The irony does not stop with Honeywell – AAJ’s report also highlights the litigation hypocrisy of ILR board members FedEx, Dow Chemical Company, General Motors Corporation, Caterpillar, State Farm, Koch Industries, Abbott Laboratories, Prudential and Johnson & Johnson.
Online ads will run this week on major news sites and blogs to promote the report, Do As I Say, Not As I Sue: Exposing the Lawsuit-Happy Hypocrites of U.S. Chamber’s Institute for Legal Reform, which can be found at www.justice.org/USChamber.
Just when you might have thought that NFL’s woes were over with the end of its 136 day lockout, 75 players and some of their wives filed a lawsuit in L.A. last week for negligence, fraud, and liablity. In addition to NFL, Riddell, the well known helmet maker and the supplier of helmets to NFL, is named as a defendant in the lawsuit.
Allegedly, NFL knew about the harmful effects of concussions as early as the 1920s, but intentionally hid related information from coaches, trainers, players and the public. The suit seeks unspecified damages.
As evidenced by comments on this story at MSNBC and other news sites, people are already likening this lawsuit to the McDonalds hot coffee lawsuit. (Sadly, those drawing the parallel remain woefully ignorant by the so called “frivolous lawsuit” of the 79 year old woman Stella Liebeck, who sued McDonalds.)
Interestingly, the NFL created the Mild Traumatic Brain Injury Committee back in 1994, which studied the long term risk of long term brain injury to players. According to the complaint, the Committee published false and deceptive reports, to mislead the public along with Congress and the players.
In 2007 players received a pamphlet that pointed to the Committee’s research papers, stating, “Current research with professional athletes has not shown that having more than one or two concussions leads to permanent problems if each injury is treated properly.”

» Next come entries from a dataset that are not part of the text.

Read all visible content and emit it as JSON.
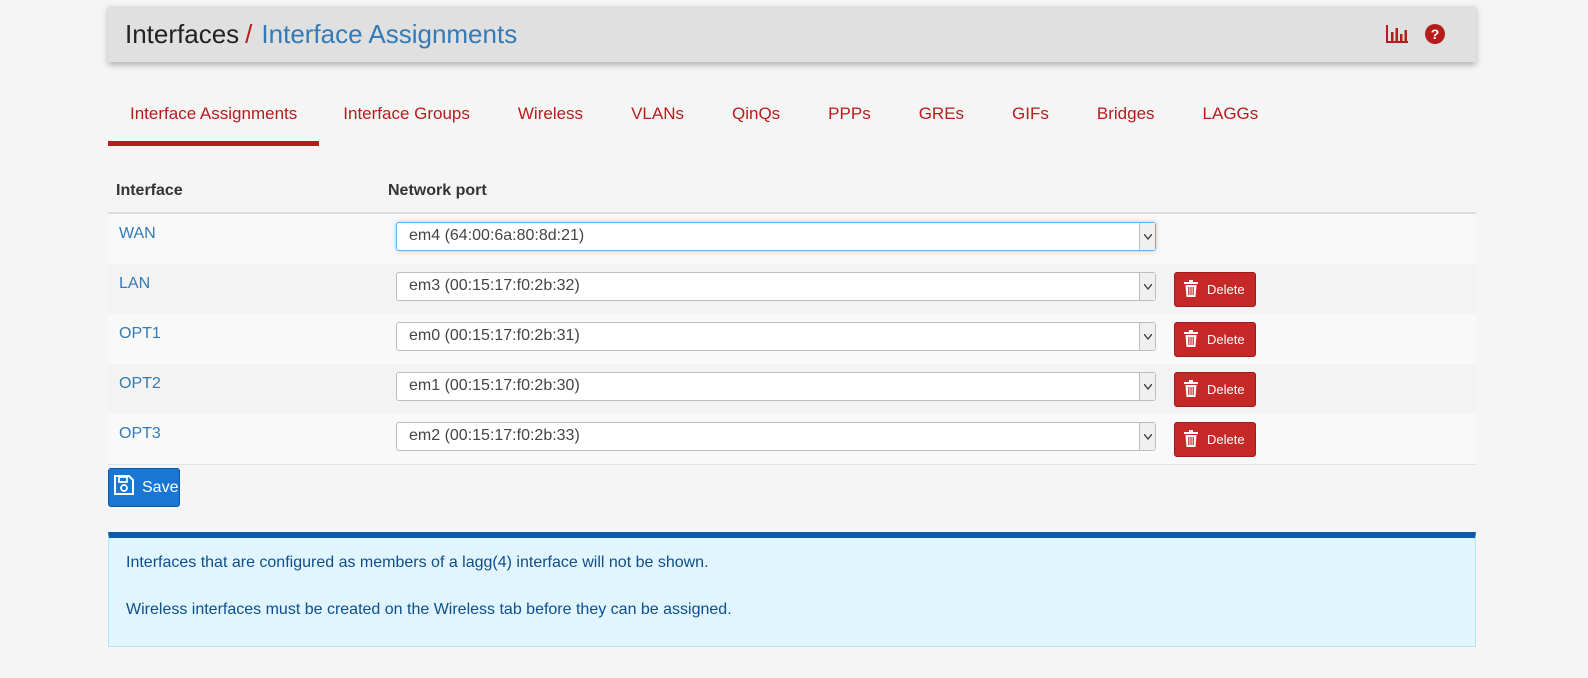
{
  "header": {
    "breadcrumb_root": "Interfaces",
    "breadcrumb_sep": "/",
    "breadcrumb_current": "Interface Assignments",
    "icons": [
      "bar-chart-icon",
      "help-icon"
    ]
  },
  "tabs": [
    {
      "label": "Interface Assignments",
      "active": true
    },
    {
      "label": "Interface Groups"
    },
    {
      "label": "Wireless"
    },
    {
      "label": "VLANs"
    },
    {
      "label": "QinQs"
    },
    {
      "label": "PPPs"
    },
    {
      "label": "GREs"
    },
    {
      "label": "GIFs"
    },
    {
      "label": "Bridges"
    },
    {
      "label": "LAGGs"
    }
  ],
  "table": {
    "headers": {
      "interface": "Interface",
      "port": "Network port"
    },
    "rows": [
      {
        "name": "WAN",
        "port": "em4 (64:00:6a:80:8d:21)",
        "deletable": false
      },
      {
        "name": "LAN",
        "port": "em3 (00:15:17:f0:2b:32)",
        "deletable": true
      },
      {
        "name": "OPT1",
        "port": "em0 (00:15:17:f0:2b:31)",
        "deletable": true
      },
      {
        "name": "OPT2",
        "port": "em1 (00:15:17:f0:2b:30)",
        "deletable": true
      },
      {
        "name": "OPT3",
        "port": "em2 (00:15:17:f0:2b:33)",
        "deletable": true
      }
    ],
    "delete_label": "Delete"
  },
  "save_label": "Save",
  "info": {
    "line1": "Interfaces that are configured as members of a lagg(4) interface will not be shown.",
    "line2": "Wireless interfaces must be created on the Wireless tab before they can be assigned."
  },
  "colors": {
    "accent_red": "#b71c1c",
    "link_blue": "#337ab7",
    "primary_blue": "#1976d2",
    "info_bg": "#e1f5fe"
  }
}
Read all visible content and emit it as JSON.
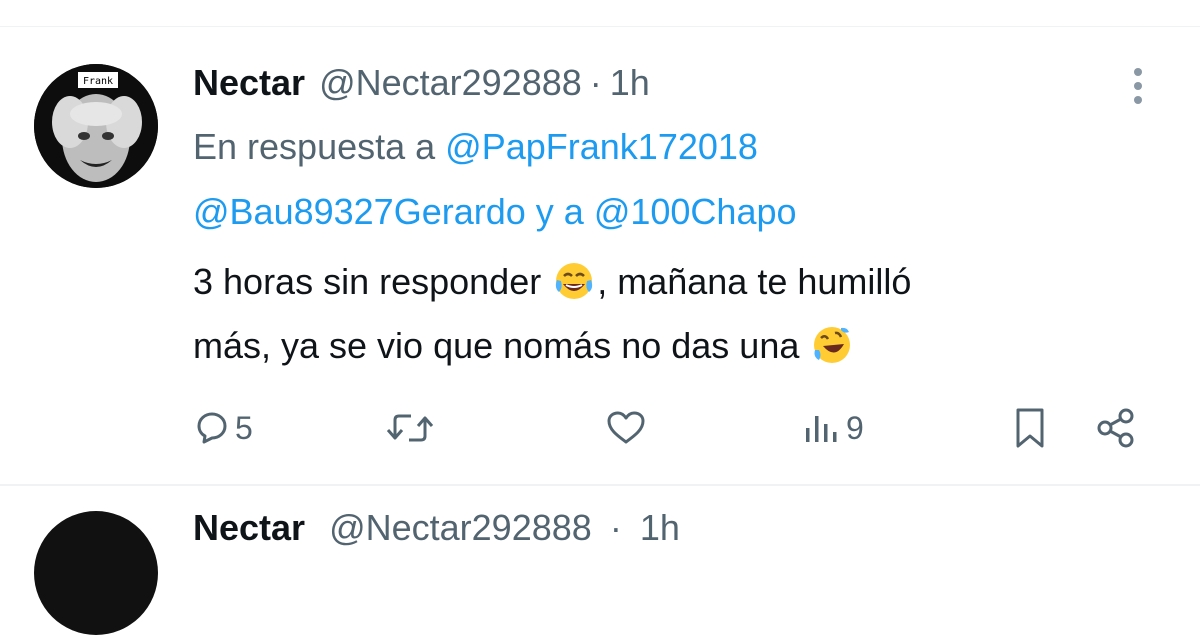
{
  "tweet": {
    "author_name": "Nectar",
    "author_handle": "@Nectar292888",
    "separator": "·",
    "time": "1h",
    "avatar_label": "Frank",
    "reply_prefix": "En respuesta a ",
    "reply_user_1": "@PapFrank172018",
    "reply_user_2": "@Bau89327Gerardo",
    "reply_joiner": " y a ",
    "reply_user_3": "@100Chapo",
    "body_line1_a": "3 horas sin responder ",
    "body_line1_b": ", mañana te humilló",
    "body_line2": "más, ya se vio que nomás no das una ",
    "emoji_1": "face-with-tears-of-joy",
    "emoji_2": "rolling-on-the-floor-laughing",
    "replies": "5",
    "views": "9"
  },
  "next_tweet": {
    "author_name": "Nectar",
    "author_handle": "@Nectar292888",
    "separator": "·",
    "time": "1h"
  },
  "colors": {
    "text": "#0f1419",
    "secondary": "#536471",
    "link": "#1d9bf0",
    "divider": "#eff3f4"
  }
}
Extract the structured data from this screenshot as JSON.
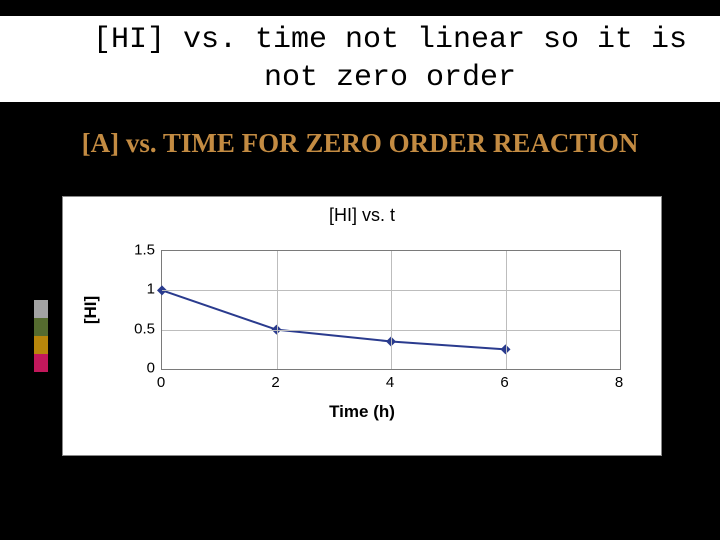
{
  "title_line1": "[HI] vs. time not linear so it is",
  "title_line2": "not zero order",
  "subtitle": "[A] vs. TIME FOR ZERO ORDER REACTION",
  "chart_data": {
    "type": "line",
    "title": "[HI] vs. t",
    "xlabel": "Time (h)",
    "ylabel": "[HI]",
    "x_ticks": [
      0,
      2,
      4,
      6,
      8
    ],
    "y_ticks": [
      0,
      0.5,
      1,
      1.5
    ],
    "xlim": [
      0,
      8
    ],
    "ylim": [
      0,
      1.5
    ],
    "series": [
      {
        "name": "[HI]",
        "color": "#2a3b8e",
        "x": [
          0,
          2,
          4,
          6
        ],
        "y": [
          1.0,
          0.5,
          0.35,
          0.25
        ]
      }
    ]
  }
}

However, from the start of last season NFL players could read about how concussions could lead to depression and early onset of dementia, which “can change your life and your family’s life forever” from posters in every team’s locker room.
For many reasons, this lawsuit is one to watch.